Element data from apps and pages
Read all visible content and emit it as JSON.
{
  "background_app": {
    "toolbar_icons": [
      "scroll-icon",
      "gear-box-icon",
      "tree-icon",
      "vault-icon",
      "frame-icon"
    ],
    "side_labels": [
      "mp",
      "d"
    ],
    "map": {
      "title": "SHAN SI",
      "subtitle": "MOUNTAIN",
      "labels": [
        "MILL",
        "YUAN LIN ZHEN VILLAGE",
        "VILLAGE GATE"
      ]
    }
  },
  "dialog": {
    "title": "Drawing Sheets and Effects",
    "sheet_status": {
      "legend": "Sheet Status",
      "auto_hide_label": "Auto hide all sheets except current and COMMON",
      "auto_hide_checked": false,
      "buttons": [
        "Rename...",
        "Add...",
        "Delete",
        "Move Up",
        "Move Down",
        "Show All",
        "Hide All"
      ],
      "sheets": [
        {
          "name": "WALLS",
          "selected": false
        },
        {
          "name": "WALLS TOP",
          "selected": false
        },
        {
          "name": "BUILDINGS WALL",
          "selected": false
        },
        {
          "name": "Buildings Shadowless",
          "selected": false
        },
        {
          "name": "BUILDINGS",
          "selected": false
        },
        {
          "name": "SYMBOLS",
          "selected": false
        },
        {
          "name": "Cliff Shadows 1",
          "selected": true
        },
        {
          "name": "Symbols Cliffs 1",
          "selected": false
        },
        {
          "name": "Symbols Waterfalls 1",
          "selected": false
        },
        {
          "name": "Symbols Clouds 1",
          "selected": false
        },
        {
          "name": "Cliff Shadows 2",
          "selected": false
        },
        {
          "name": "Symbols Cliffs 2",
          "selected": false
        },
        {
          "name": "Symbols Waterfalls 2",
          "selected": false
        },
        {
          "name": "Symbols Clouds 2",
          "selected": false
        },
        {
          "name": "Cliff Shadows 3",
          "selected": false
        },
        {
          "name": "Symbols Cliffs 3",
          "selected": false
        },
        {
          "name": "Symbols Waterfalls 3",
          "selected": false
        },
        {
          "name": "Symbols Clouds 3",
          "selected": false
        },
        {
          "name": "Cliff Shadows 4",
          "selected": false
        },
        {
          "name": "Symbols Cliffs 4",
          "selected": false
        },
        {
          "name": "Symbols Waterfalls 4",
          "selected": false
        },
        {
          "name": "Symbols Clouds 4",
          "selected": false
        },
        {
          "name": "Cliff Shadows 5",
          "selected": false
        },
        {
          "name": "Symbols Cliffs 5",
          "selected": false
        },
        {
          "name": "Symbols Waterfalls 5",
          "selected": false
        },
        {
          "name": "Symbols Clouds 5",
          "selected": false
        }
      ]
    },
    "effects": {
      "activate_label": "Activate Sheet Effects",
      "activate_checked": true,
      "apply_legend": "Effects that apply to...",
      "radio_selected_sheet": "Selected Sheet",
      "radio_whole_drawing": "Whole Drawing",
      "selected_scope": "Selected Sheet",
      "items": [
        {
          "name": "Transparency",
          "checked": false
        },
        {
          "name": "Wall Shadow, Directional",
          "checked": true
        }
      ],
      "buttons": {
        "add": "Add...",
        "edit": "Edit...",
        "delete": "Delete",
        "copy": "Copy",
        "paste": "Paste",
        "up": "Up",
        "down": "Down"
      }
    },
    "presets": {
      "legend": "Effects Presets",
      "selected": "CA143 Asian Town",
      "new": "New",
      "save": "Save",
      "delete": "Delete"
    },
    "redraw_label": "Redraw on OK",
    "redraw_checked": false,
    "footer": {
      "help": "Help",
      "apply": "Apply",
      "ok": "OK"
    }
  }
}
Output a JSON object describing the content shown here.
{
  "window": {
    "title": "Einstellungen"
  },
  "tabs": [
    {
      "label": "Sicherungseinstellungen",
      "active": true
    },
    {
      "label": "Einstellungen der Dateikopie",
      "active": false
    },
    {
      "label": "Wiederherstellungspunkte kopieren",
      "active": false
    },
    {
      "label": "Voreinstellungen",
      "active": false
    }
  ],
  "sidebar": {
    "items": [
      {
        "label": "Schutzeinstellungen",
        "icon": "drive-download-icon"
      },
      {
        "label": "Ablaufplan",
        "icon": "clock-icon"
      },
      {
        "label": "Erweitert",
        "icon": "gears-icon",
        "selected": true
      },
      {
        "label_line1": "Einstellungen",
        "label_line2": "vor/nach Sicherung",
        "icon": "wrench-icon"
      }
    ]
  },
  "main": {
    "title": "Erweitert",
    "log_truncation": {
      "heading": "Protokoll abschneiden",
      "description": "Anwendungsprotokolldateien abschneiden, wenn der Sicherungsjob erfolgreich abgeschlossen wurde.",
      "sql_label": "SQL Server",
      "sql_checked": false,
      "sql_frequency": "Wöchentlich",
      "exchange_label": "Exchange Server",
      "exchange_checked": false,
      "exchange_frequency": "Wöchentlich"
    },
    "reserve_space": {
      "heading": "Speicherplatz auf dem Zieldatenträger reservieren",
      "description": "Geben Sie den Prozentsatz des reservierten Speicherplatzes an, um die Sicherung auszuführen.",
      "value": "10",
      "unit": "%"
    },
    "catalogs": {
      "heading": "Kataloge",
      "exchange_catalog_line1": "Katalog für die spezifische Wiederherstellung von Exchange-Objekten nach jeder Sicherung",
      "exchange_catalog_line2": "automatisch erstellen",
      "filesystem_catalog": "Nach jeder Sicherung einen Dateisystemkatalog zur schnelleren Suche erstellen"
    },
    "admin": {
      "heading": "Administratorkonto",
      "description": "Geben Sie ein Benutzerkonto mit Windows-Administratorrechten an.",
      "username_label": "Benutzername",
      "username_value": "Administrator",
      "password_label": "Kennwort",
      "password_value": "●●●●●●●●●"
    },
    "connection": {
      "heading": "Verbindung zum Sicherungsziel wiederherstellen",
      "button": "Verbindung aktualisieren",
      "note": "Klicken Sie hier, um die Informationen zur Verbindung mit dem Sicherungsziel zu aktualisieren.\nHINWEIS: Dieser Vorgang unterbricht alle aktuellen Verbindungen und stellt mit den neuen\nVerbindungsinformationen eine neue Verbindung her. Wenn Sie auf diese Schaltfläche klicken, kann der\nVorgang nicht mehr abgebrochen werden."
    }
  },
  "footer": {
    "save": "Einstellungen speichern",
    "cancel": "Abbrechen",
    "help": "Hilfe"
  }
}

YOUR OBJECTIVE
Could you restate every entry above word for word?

YOUR RESPONSE
Read all visible content and emit it as JSON.
{
  "background_app": {
    "toolbar_icons": [
      "scroll-icon",
      "gear-box-icon",
      "tree-icon",
      "vault-icon",
      "frame-icon"
    ],
    "side_labels": [
      "mp",
      "d"
    ],
    "map": {
      "title": "SHAN SI",
      "subtitle": "MOUNTAIN",
      "labels": [
        "MILL",
        "YUAN LIN ZHEN VILLAGE",
        "VILLAGE GATE"
      ]
    }
  },
  "dialog": {
    "title": "Drawing Sheets and Effects",
    "sheet_status": {
      "legend": "Sheet Status",
      "auto_hide_label": "Auto hide all sheets except current and COMMON",
      "auto_hide_checked": false,
      "buttons": [
        "Rename...",
        "Add...",
        "Delete",
        "Move Up",
        "Move Down",
        "Show All",
        "Hide All"
      ],
      "sheets": [
        {
          "name": "WALLS",
          "selected": false
        },
        {
          "name": "WALLS TOP",
          "selected": false
        },
        {
          "name": "BUILDINGS WALL",
          "selected": false
        },
        {
          "name": "Buildings Shadowless",
          "selected": false
        },
        {
          "name": "BUILDINGS",
          "selected": false
        },
        {
          "name": "SYMBOLS",
          "selected": false
        },
        {
          "name": "Cliff Shadows 1",
          "selected": true
        },
        {
          "name": "Symbols Cliffs 1",
          "selected": false
        },
        {
          "name": "Symbols Waterfalls 1",
          "selected": false
        },
        {
          "name": "Symbols Clouds 1",
          "selected": false
        },
        {
          "name": "Cliff Shadows 2",
          "selected": false
        },
        {
          "name": "Symbols Cliffs 2",
          "selected": false
        },
        {
          "name": "Symbols Waterfalls 2",
          "selected": false
        },
        {
          "name": "Symbols Clouds 2",
          "selected": false
        },
        {
          "name": "Cliff Shadows 3",
          "selected": false
        },
        {
          "name": "Symbols Cliffs 3",
          "selected": false
        },
        {
          "name": "Symbols Waterfalls 3",
          "selected": false
        },
        {
          "name": "Symbols Clouds 3",
          "selected": false
        },
        {
          "name": "Cliff Shadows 4",
          "selected": false
        },
        {
          "name": "Symbols Cliffs 4",
          "selected": false
        },
        {
          "name": "Symbols Waterfalls 4",
          "selected": false
        },
        {
          "name": "Symbols Clouds 4",
          "selected": false
        },
        {
          "name": "Cliff Shadows 5",
          "selected": false
        },
        {
          "name": "Symbols Cliffs 5",
          "selected": false
        },
        {
          "name": "Symbols Waterfalls 5",
          "selected": false
        },
        {
          "name": "Symbols Clouds 5",
          "selected": false
        }
      ]
    },
    "effects": {
      "activate_label": "Activate Sheet Effects",
      "activate_checked": true,
      "apply_legend": "Effects that apply to...",
      "radio_selected_sheet": "Selected Sheet",
      "radio_whole_drawing": "Whole Drawing",
      "selected_scope": "Selected Sheet",
      "items": [
        {
          "name": "Transparency",
          "checked": false
        },
        {
          "name": "Wall Shadow, Directional",
          "checked": true
        }
      ],
      "buttons": {
        "add": "Add...",
        "edit": "Edit...",
        "delete": "Delete",
        "copy": "Copy",
        "paste": "Paste",
        "up": "Up",
        "down": "Down"
      }
    },
    "presets": {
      "legend": "Effects Presets",
      "selected": "CA143 Asian Town",
      "new": "New",
      "save": "Save",
      "delete": "Delete"
    },
    "redraw_label": "Redraw on OK",
    "redraw_checked": false,
    "footer": {
      "help": "Help",
      "apply": "Apply",
      "ok": "OK"
    }
  }
}
Output a JSON object describing the content shown here.
{
  "window": {
    "title": "Einstellungen"
  },
  "tabs": [
    {
      "label": "Sicherungseinstellungen",
      "active": true
    },
    {
      "label": "Einstellungen der Dateikopie",
      "active": false
    },
    {
      "label": "Wiederherstellungspunkte kopieren",
      "active": false
    },
    {
      "label": "Voreinstellungen",
      "active": false
    }
  ],
  "sidebar": {
    "items": [
      {
        "label": "Schutzeinstellungen",
        "icon": "drive-download-icon"
      },
      {
        "label": "Ablaufplan",
        "icon": "clock-icon"
      },
      {
        "label": "Erweitert",
        "icon": "gears-icon",
        "selected": true
      },
      {
        "label_line1": "Einstellungen",
        "label_line2": "vor/nach Sicherung",
        "icon": "wrench-icon"
      }
    ]
  },
  "main": {
    "title": "Erweitert",
    "log_truncation": {
      "heading": "Protokoll abschneiden",
      "description": "Anwendungsprotokolldateien abschneiden, wenn der Sicherungsjob erfolgreich abgeschlossen wurde.",
      "sql_label": "SQL Server",
      "sql_checked": false,
      "sql_frequency": "Wöchentlich",
      "exchange_label": "Exchange Server",
      "exchange_checked": false,
      "exchange_frequency": "Wöchentlich"
    },
    "reserve_space": {
      "heading": "Speicherplatz auf dem Zieldatenträger reservieren",
      "description": "Geben Sie den Prozentsatz des reservierten Speicherplatzes an, um die Sicherung auszuführen.",
      "value": "10",
      "unit": "%"
    },
    "catalogs": {
      "heading": "Kataloge",
      "exchange_catalog_line1": "Katalog für die spezifische Wiederherstellung von Exchange-Objekten nach jeder Sicherung",
      "exchange_catalog_line2": "automatisch erstellen",
      "filesystem_catalog": "Nach jeder Sicherung einen Dateisystemkatalog zur schnelleren Suche erstellen"
    },
    "admin": {
      "heading": "Administratorkonto",
      "description": "Geben Sie ein Benutzerkonto mit Windows-Administratorrechten an.",
      "username_label": "Benutzername",
      "username_value": "Administrator",
      "password_label": "Kennwort",
      "password_value": "●●●●●●●●●"
    },
    "connection": {
      "heading": "Verbindung zum Sicherungsziel wiederherstellen",
      "button": "Verbindung aktualisieren",
      "note": "Klicken Sie hier, um die Informationen zur Verbindung mit dem Sicherungsziel zu aktualisieren.\nHINWEIS: Dieser Vorgang unterbricht alle aktuellen Verbindungen und stellt mit den neuen\nVerbindungsinformationen eine neue Verbindung her. Wenn Sie auf diese Schaltfläche klicken, kann der\nVorgang nicht mehr abgebrochen werden."
    }
  },
  "footer": {
    "save": "Einstellungen speichern",
    "cancel": "Abbrechen",
    "help": "Hilfe"
  }
}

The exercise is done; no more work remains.